Omega-3 Fatty Acids Unlikely to Cut Cancer Risk

JAMA. 2006;295:403-415

An analysis by RAND Health investigators of 40 years of research and nearly as many studies shows that of 65 estimates of a link between omega-3 fatty acid consumption and 11 different types of cancers across 20 cohorts from seven countries, only eight were statistically significant and results of many cancers were contradictory.

Aspirin Therapy Reduces Cardiovascular Events

JAMA. 2006;295:306-313 [Jan. 18, 2006]

In a database search of prospective, randomized trials of aspirin therapy in patients without cardiovascular disease, investigators at Duke University found a 17% reduction in strokes associated with aspirin therapy in women. Among men, there was a 32% reduction in MIs. The researchers estimate that aspirin therapy for an average of 6.4 years would prevent three cardiovascular events per 1,000 women and four per 1,000 men.

Light Smoking More Dangerous for Blacks, Native Hawaiians

N Eng J Med. 2006;354:333-42 [Jan. 26, 2006]

Blacks and Native Hawaiians who smoke fewer than 20 cigarettes a day have a significantly higher risk of lung cancer than people in other racial and ethnic groups who smoke the same amount, according to researchers at the University of Southern California in Los Angeles. The researchers found no significant racial or ethnic differences among those who smoked more than 30 cigarettes a day. The authors suggest further research into differences in the metabolism of nicotine and tobacco carcinogens to help explain differences between populations in the susceptibility to smoking-related lung cancer.

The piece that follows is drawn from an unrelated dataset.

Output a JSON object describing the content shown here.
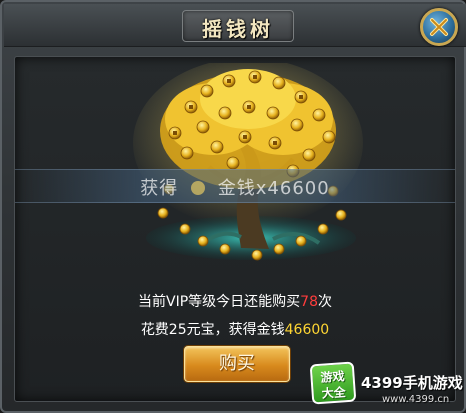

Inhaled Saline Improves Lung Function in Cystic Fibrosis

N Engl J Med. 2006;354:229-240 and 354:241-250 [Jan. 19, 2006]

Inhaled hypertonic saline may be a safe, inexpensive and effective way to improve lung function in cystic fibrosis patients, according to studies done in Australia and the US. In both studies patients showed significantly higher forced expiratory volume (FEV1).

White Blood Cell Count Linked To Cancer Mortality Later On

Arch Intern Med. 2006;166:188-194 [Jan. 23, 2006]

Patients with a high WBC count at the time of the study were 1.73 times more likely to have died of cancer on follow-up seven years later, say researchers at the National University of Singapore. Those with a high WBC count who didn't use aspirin had a 2.4-fold increased cancer mortality risk.